Extracted data entries
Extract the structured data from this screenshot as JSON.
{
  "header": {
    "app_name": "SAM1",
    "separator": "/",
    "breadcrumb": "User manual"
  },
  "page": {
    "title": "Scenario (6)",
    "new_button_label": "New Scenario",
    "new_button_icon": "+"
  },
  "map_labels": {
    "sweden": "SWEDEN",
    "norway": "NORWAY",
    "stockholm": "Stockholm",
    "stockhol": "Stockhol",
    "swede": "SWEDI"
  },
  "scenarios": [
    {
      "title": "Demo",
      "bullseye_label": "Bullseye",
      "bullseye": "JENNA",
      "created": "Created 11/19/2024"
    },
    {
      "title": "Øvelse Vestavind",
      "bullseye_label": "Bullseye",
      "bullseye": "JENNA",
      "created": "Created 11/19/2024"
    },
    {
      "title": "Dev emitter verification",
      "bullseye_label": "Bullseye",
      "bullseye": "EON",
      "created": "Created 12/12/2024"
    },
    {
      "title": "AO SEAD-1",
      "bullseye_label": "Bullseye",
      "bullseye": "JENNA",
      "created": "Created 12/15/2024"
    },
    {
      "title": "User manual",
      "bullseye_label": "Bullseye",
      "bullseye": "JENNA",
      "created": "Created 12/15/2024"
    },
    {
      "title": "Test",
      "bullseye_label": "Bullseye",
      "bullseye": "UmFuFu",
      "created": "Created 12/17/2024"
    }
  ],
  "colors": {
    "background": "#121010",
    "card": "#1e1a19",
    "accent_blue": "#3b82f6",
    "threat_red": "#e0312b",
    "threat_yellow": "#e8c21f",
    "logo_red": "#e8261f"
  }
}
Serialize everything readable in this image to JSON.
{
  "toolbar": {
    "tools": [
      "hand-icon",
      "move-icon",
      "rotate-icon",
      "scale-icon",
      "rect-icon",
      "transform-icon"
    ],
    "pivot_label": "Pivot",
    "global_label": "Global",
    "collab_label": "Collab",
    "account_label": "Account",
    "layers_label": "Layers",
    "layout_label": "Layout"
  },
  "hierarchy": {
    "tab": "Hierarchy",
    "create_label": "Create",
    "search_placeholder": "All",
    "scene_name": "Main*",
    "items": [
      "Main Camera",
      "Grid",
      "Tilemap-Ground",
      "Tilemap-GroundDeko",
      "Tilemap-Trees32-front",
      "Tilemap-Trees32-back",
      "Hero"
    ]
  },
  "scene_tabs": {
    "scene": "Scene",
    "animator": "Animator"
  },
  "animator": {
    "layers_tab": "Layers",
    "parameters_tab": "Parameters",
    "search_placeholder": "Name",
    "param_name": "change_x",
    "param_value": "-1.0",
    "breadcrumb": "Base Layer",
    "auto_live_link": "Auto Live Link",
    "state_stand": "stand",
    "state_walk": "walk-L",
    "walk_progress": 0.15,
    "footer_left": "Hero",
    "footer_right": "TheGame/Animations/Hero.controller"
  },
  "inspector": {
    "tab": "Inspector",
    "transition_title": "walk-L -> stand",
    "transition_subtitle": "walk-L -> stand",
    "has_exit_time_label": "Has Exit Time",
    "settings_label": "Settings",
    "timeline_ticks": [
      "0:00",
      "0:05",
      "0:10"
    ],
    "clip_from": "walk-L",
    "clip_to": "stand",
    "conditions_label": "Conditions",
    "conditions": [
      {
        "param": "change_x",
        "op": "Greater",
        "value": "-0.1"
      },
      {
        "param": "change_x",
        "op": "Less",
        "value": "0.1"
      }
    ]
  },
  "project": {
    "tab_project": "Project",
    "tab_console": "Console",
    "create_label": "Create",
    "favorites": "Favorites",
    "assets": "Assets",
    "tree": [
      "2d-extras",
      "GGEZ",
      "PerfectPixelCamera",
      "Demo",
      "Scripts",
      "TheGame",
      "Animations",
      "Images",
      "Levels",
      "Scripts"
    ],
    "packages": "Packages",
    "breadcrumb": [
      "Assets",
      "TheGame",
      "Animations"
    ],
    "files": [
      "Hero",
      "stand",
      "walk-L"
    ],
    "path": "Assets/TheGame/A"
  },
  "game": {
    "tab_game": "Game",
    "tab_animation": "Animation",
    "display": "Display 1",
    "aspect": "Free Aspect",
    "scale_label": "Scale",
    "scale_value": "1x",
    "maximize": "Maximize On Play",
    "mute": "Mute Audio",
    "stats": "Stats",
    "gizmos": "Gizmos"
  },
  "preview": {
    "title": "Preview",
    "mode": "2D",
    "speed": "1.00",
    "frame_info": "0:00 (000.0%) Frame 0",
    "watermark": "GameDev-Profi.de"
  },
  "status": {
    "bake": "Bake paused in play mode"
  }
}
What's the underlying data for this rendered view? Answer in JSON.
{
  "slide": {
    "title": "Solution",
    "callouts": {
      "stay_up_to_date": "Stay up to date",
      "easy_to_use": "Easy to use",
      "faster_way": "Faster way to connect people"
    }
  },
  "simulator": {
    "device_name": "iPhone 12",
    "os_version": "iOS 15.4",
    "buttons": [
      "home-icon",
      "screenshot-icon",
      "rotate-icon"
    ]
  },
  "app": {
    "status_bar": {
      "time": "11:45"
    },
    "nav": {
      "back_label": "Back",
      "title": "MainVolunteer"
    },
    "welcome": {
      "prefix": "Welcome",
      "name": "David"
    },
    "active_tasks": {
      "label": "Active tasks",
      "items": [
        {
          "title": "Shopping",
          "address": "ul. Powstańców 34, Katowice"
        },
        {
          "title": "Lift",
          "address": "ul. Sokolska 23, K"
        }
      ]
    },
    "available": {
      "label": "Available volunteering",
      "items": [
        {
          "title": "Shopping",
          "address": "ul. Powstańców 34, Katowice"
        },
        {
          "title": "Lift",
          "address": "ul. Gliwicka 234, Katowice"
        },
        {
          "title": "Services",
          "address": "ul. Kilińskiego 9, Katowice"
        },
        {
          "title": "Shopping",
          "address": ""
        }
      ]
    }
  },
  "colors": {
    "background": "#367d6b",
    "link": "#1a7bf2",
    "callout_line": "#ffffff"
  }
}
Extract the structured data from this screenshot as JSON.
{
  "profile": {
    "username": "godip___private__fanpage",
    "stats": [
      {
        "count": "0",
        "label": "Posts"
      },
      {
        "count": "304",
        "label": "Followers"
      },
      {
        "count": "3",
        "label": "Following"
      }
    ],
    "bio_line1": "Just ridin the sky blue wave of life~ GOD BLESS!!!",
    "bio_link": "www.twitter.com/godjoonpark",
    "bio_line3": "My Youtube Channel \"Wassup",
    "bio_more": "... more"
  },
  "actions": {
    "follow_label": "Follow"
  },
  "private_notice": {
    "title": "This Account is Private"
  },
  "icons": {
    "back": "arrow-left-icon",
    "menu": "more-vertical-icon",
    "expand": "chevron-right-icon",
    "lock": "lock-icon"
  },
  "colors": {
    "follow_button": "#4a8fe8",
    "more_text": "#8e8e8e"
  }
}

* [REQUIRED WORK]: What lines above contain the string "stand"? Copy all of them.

* [ANSWER SECTION]:
    "state_stand": "stand",
    "transition_title": "walk-L -> stand",
    "transition_subtitle": "walk-L -> stand",
    "clip_to": "stand",
      "stand",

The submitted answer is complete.